oppn parties Feudal BCCI Set to be 'Lodhaized'

News Snippets

  • Last date for filing Income Tax returns by salaried employees extended to August 31
  • Supreme Court extends Assam NRC deadline to August 31
  • Prohibitory orders clamped in Bengaluru. Wine shops, pubs, bars and restaurants ordered closed for the next 48 hours
  • Congress still trying to avoid the floor test in Karnataka
  • 75 percent of the jobs in all private sector firms to be reserved for locals in Andhra Pradesh
  • Supreme Court will hear the petition of two independent MLAs seeking a direction to the Karnataka Speaker to hold the trust vote "forthwith"
  • Congress-JD(S) and a partisan Speaker push the Karnataka trust vote to Tuesday
  • Panel submits draft legislation to the government to criminalize mining, investing and trading of crypto-currencies
  • Government panel suggest a ban on crypto-currencies
  • Lok Sabha passes RTI Act amendment bill amid protests by the Opposition
  • Jasprit Bumrah rested for ODIs and T20s
  • Dinesh Kartik ignored across fromats
  • Rohit Sharma included in Test team too while Wriddhiman Saha makes a comeback after injury
  • Virat Kohli retained as captain across formats for the West Indies tour
  • MS Dhoni decides to take a two-month break, will skip West Indies tour but will not retire
Congress-JD(S) government loses trust vote in Karnataka. BJP might stake claim to form the government
oppn parties
Feudal BCCI Set to be 'Lodhaized'

By Sunil Garodia

About the Author

Sunil Garodia Editor-in-Chief of indiacommentary.com. Current Affairs analyst and political commentator. Writes for a number of publications.
The BCCI had always managed to wriggle out of tricky and potentially threatening situations as it had turned political and administrative patronage into a fine art. Unfortunately, it had not factored in the judiciary. For the last few months, it had not shed its arrogant attitude and thought that its political-bureaucratic network, or its hotshot lawyers who make it pay through the nose, will get it out of the nepotism, match-fixing and closed-club mess it had landed itself into. It also wrongly assumed that having sacrificed a Srinivasan, it could continue the same charade with a new set of dramatis personae. It had thought that its arrogance, with a veiled threat that the ICC will not agree to changes and India might not be able to play international matches, will perhaps make the judges not ‘impose’ the Lodha committee report on it. As cricket is the national pastime of India, the BCCI mandarins also thought that the judges would perhaps worry about the public backlash their action might entail and would go soft on it. But it had thought wrongly. The judges have called its bluff and since it refused to incorporate the changes suggested by the committee, the apex court has asked it to implement them in six months maximum, with Justice (Retd.) Lodha to oversee the transition.

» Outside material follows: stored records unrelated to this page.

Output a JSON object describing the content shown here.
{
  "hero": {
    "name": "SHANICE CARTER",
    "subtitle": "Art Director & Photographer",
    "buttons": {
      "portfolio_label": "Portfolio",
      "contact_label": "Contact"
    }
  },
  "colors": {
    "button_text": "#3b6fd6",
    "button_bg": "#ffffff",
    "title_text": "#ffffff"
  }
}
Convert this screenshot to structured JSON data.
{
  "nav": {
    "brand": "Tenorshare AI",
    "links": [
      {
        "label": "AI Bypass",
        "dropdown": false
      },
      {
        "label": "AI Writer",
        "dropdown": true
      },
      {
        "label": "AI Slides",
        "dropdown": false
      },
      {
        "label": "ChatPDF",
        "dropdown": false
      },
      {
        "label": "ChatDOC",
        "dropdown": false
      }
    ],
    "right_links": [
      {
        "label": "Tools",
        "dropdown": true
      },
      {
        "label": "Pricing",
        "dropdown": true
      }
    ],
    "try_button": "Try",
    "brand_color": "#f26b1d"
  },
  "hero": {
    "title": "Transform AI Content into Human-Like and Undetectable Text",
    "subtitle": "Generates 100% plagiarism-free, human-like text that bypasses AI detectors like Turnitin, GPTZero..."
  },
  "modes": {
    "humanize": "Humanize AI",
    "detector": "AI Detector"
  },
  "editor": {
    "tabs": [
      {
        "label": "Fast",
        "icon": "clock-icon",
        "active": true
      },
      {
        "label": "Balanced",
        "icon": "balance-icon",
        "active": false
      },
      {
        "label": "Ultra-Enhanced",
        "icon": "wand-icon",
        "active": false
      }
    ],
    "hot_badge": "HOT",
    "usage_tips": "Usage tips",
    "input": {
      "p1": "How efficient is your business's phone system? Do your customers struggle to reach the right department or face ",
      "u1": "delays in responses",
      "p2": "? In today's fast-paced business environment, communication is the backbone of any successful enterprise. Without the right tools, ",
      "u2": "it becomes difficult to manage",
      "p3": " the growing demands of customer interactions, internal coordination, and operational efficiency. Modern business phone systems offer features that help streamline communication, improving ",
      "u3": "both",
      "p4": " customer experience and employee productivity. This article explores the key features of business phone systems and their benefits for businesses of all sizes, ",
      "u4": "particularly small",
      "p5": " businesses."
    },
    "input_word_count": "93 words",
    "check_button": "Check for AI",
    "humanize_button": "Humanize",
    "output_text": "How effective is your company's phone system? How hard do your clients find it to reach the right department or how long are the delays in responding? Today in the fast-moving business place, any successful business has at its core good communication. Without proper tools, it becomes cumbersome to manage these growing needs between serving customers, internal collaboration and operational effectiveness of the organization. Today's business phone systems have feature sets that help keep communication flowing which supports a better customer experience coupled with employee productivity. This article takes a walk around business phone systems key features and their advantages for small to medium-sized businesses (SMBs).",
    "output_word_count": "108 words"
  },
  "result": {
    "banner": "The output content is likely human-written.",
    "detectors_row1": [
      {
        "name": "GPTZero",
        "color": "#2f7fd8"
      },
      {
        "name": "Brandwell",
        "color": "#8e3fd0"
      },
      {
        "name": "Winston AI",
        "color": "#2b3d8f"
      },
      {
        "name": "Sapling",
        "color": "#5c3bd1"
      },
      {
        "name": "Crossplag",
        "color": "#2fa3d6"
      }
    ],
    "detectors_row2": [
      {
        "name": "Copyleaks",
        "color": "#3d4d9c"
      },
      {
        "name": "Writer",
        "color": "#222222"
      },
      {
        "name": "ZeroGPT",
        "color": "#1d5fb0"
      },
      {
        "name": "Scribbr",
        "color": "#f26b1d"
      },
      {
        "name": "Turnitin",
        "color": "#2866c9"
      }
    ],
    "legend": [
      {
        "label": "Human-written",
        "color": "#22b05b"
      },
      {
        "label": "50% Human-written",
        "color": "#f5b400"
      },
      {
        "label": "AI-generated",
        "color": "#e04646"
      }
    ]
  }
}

Except for advertisement between overs, legalizing betting, bringing the BCCI under RTI and some relief in case of multiple associations in Maharashtra and Gujarat, the apex court has ordered the Lodha committee report to be implemented in toto. This means that there will be wholesale changes in the way the Board is being run. From a closed club being run on the whims of those in control – often through a contrived consensus, the BCCI is set to turn into a transparent and accountable sports organization. This is as it should be and should have been if the BCCI had not turned into a den of political and bureaucratic patronage. Politicians of all parties – without exception – are guilty of sucking up to BCCI mandarins in return for petty favours like pavilion seats for self and extended family and pictures with cricketers. Once the monetary clout of the Board became apparent, the petty favours turned into demands for seats on the board of state associations and finally in the national working committee. N P K Salve, Madhavrao Scindia, Sharad Pawar, Amit Shah, Arun Jaitley, Rajiv Shukla, Anurag Thakur - the list is endless.

No serving minister or bureaucrat will now be able to hold any post in the BCCI, its state associations or any offshoot (like the IPL) being run by it. No BCCI mandarin will be able to hold two posts in the organization including its various arms. No one above 70 years of age will be able to hold any office. Only three years per term will be allowed for any official, and only three such terms will be allowed with a cooling off period of three years between each term. A players association will have to be formed. A representative of the Comptroller and Auditor General of India (CAG) will sit in the Apex Council of 9 members which will replace the working committee. The council will have representatives of players and must include one woman. Each state will have just one vote, with the exception of Gujarat and Maharashtra, where multiple bodies will vote in rotation. There are many such game changing recommendations which might seem to be from Mars to the BCCI but which are very sensible and logical for a body like BCCI which, the court took pains to point out, performs public functions but works like a private body. Acche din are definitely here for cricket in India. Cricket will only improve in India if a modern, no-nonsense, transparent and accountable body runs the show instead of the feudal and regressive organization that the BCCI had become.